STORED DATA: Begin

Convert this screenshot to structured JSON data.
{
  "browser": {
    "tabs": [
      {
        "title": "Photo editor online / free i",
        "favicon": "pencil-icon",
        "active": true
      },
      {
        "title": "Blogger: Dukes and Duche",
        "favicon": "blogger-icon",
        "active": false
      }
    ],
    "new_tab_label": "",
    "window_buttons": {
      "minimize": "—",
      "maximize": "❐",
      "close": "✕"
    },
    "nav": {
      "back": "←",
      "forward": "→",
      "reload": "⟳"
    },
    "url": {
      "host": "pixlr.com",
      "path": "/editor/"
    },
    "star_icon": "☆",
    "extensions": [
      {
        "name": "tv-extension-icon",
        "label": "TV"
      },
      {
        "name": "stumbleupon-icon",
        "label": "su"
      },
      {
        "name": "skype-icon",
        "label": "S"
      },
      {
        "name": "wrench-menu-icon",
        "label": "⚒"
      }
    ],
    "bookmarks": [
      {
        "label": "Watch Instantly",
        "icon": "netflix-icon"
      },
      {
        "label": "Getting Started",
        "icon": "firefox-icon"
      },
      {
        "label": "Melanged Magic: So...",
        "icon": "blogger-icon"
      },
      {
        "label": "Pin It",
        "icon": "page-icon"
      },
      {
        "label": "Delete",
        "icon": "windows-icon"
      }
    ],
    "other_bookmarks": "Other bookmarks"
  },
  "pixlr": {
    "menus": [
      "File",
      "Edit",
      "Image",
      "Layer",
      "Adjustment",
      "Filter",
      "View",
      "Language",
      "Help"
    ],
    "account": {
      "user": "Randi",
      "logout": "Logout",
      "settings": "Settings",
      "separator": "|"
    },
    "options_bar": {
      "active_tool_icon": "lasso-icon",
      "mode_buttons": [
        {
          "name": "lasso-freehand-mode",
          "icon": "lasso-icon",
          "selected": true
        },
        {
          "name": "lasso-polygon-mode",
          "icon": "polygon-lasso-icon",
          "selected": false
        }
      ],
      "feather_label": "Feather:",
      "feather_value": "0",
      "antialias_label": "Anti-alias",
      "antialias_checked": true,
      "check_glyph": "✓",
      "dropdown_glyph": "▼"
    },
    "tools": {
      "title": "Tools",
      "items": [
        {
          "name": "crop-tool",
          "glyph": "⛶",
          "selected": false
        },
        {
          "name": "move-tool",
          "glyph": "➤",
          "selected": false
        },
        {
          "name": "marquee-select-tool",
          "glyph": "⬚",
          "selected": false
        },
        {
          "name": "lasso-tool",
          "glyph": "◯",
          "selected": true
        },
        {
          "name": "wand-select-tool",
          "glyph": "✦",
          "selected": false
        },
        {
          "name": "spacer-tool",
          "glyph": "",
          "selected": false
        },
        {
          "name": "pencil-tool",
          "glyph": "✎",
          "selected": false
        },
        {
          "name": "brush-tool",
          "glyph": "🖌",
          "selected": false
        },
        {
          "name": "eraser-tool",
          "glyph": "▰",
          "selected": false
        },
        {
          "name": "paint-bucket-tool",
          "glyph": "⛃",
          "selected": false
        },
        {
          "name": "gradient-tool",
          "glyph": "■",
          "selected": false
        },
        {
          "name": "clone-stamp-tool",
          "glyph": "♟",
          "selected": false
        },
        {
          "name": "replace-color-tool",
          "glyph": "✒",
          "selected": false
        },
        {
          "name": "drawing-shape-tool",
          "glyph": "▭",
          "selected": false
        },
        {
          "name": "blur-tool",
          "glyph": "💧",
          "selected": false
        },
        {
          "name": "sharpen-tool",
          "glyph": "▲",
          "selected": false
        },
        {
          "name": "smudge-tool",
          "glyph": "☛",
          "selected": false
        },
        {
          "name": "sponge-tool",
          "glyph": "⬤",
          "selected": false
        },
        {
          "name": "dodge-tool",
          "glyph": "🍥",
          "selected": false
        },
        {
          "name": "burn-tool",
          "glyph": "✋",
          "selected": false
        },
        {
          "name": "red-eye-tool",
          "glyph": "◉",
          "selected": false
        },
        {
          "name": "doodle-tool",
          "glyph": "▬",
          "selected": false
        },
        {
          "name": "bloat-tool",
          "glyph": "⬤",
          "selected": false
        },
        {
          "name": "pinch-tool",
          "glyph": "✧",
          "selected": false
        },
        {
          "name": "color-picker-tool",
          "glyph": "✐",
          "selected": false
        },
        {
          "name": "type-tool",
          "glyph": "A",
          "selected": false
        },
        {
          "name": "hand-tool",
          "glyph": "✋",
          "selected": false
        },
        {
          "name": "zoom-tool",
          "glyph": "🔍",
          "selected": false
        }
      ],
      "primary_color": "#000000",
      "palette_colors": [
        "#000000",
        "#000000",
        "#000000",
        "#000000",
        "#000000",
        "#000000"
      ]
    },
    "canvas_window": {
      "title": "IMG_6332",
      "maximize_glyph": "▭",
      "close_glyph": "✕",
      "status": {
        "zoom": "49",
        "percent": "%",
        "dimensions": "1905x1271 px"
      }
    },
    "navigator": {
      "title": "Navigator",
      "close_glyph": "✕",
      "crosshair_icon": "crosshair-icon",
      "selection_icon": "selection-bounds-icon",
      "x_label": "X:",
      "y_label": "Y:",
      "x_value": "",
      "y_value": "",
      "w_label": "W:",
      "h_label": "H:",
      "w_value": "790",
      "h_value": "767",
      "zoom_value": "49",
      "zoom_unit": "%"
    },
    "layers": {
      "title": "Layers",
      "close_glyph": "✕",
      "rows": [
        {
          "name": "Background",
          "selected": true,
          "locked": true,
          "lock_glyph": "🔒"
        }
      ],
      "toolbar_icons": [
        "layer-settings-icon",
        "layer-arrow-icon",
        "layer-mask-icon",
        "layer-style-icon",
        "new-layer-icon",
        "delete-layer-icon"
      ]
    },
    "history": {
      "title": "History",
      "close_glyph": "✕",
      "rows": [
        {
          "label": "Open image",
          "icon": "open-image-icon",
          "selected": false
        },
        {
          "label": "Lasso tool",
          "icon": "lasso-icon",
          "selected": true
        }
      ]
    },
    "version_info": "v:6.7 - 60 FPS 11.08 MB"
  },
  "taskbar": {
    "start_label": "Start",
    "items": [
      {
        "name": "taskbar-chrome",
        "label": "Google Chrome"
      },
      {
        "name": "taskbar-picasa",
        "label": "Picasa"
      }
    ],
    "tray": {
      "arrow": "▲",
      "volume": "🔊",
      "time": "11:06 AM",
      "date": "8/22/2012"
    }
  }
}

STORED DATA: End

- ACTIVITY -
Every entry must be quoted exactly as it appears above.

- EXERCISE SOLUTION -
Convert this screenshot to structured JSON data.
{
  "browser": {
    "tabs": [
      {
        "title": "Photo editor online / free i",
        "favicon": "pencil-icon",
        "active": true
      },
      {
        "title": "Blogger: Dukes and Duche",
        "favicon": "blogger-icon",
        "active": false
      }
    ],
    "new_tab_label": "",
    "window_buttons": {
      "minimize": "—",
      "maximize": "❐",
      "close": "✕"
    },
    "nav": {
      "back": "←",
      "forward": "→",
      "reload": "⟳"
    },
    "url": {
      "host": "pixlr.com",
      "path": "/editor/"
    },
    "star_icon": "☆",
    "extensions": [
      {
        "name": "tv-extension-icon",
        "label": "TV"
      },
      {
        "name": "stumbleupon-icon",
        "label": "su"
      },
      {
        "name": "skype-icon",
        "label": "S"
      },
      {
        "name": "wrench-menu-icon",
        "label": "⚒"
      }
    ],
    "bookmarks": [
      {
        "label": "Watch Instantly",
        "icon": "netflix-icon"
      },
      {
        "label": "Getting Started",
        "icon": "firefox-icon"
      },
      {
        "label": "Melanged Magic: So...",
        "icon": "blogger-icon"
      },
      {
        "label": "Pin It",
        "icon": "page-icon"
      },
      {
        "label": "Delete",
        "icon": "windows-icon"
      }
    ],
    "other_bookmarks": "Other bookmarks"
  },
  "pixlr": {
    "menus": [
      "File",
      "Edit",
      "Image",
      "Layer",
      "Adjustment",
      "Filter",
      "View",
      "Language",
      "Help"
    ],
    "account": {
      "user": "Randi",
      "logout": "Logout",
      "settings": "Settings",
      "separator": "|"
    },
    "options_bar": {
      "active_tool_icon": "lasso-icon",
      "mode_buttons": [
        {
          "name": "lasso-freehand-mode",
          "icon": "lasso-icon",
          "selected": true
        },
        {
          "name": "lasso-polygon-mode",
          "icon": "polygon-lasso-icon",
          "selected": false
        }
      ],
      "feather_label": "Feather:",
      "feather_value": "0",
      "antialias_label": "Anti-alias",
      "antialias_checked": true,
      "check_glyph": "✓",
      "dropdown_glyph": "▼"
    },
    "tools": {
      "title": "Tools",
      "items": [
        {
          "name": "crop-tool",
          "glyph": "⛶",
          "selected": false
        },
        {
          "name": "move-tool",
          "glyph": "➤",
          "selected": false
        },
        {
          "name": "marquee-select-tool",
          "glyph": "⬚",
          "selected": false
        },
        {
          "name": "lasso-tool",
          "glyph": "◯",
          "selected": true
        },
        {
          "name": "wand-select-tool",
          "glyph": "✦",
          "selected": false
        },
        {
          "name": "spacer-tool",
          "glyph": "",
          "selected": false
        },
        {
          "name": "pencil-tool",
          "glyph": "✎",
          "selected": false
        },
        {
          "name": "brush-tool",
          "glyph": "🖌",
          "selected": false
        },
        {
          "name": "eraser-tool",
          "glyph": "▰",
          "selected": false
        },
        {
          "name": "paint-bucket-tool",
          "glyph": "⛃",
          "selected": false
        },
        {
          "name": "gradient-tool",
          "glyph": "■",
          "selected": false
        },
        {
          "name": "clone-stamp-tool",
          "glyph": "♟",
          "selected": false
        },
        {
          "name": "replace-color-tool",
          "glyph": "✒",
          "selected": false
        },
        {
          "name": "drawing-shape-tool",
          "glyph": "▭",
          "selected": false
        },
        {
          "name": "blur-tool",
          "glyph": "💧",
          "selected": false
        },
        {
          "name": "sharpen-tool",
          "glyph": "▲",
          "selected": false
        },
        {
          "name": "smudge-tool",
          "glyph": "☛",
          "selected": false
        },
        {
          "name": "sponge-tool",
          "glyph": "⬤",
          "selected": false
        },
        {
          "name": "dodge-tool",
          "glyph": "🍥",
          "selected": false
        },
        {
          "name": "burn-tool",
          "glyph": "✋",
          "selected": false
        },
        {
          "name": "red-eye-tool",
          "glyph": "◉",
          "selected": false
        },
        {
          "name": "doodle-tool",
          "glyph": "▬",
          "selected": false
        },
        {
          "name": "bloat-tool",
          "glyph": "⬤",
          "selected": false
        },
        {
          "name": "pinch-tool",
          "glyph": "✧",
          "selected": false
        },
        {
          "name": "color-picker-tool",
          "glyph": "✐",
          "selected": false
        },
        {
          "name": "type-tool",
          "glyph": "A",
          "selected": false
        },
        {
          "name": "hand-tool",
          "glyph": "✋",
          "selected": false
        },
        {
          "name": "zoom-tool",
          "glyph": "🔍",
          "selected": false
        }
      ],
      "primary_color": "#000000",
      "palette_colors": [
        "#000000",
        "#000000",
        "#000000",
        "#000000",
        "#000000",
        "#000000"
      ]
    },
    "canvas_window": {
      "title": "IMG_6332",
      "maximize_glyph": "▭",
      "close_glyph": "✕",
      "status": {
        "zoom": "49",
        "percent": "%",
        "dimensions": "1905x1271 px"
      }
    },
    "navigator": {
      "title": "Navigator",
      "close_glyph": "✕",
      "crosshair_icon": "crosshair-icon",
      "selection_icon": "selection-bounds-icon",
      "x_label": "X:",
      "y_label": "Y:",
      "x_value": "",
      "y_value": "",
      "w_label": "W:",
      "h_label": "H:",
      "w_value": "790",
      "h_value": "767",
      "zoom_value": "49",
      "zoom_unit": "%"
    },
    "layers": {
      "title": "Layers",
      "close_glyph": "✕",
      "rows": [
        {
          "name": "Background",
          "selected": true,
          "locked": true,
          "lock_glyph": "🔒"
        }
      ],
      "toolbar_icons": [
        "layer-settings-icon",
        "layer-arrow-icon",
        "layer-mask-icon",
        "layer-style-icon",
        "new-layer-icon",
        "delete-layer-icon"
      ]
    },
    "history": {
      "title": "History",
      "close_glyph": "✕",
      "rows": [
        {
          "label": "Open image",
          "icon": "open-image-icon",
          "selected": false
        },
        {
          "label": "Lasso tool",
          "icon": "lasso-icon",
          "selected": true
        }
      ]
    },
    "version_info": "v:6.7 - 60 FPS 11.08 MB"
  },
  "taskbar": {
    "start_label": "Start",
    "items": [
      {
        "name": "taskbar-chrome",
        "label": "Google Chrome"
      },
      {
        "name": "taskbar-picasa",
        "label": "Picasa"
      }
    ],
    "tray": {
      "arrow": "▲",
      "volume": "🔊",
      "time": "11:06 AM",
      "date": "8/22/2012"
    }
  }
}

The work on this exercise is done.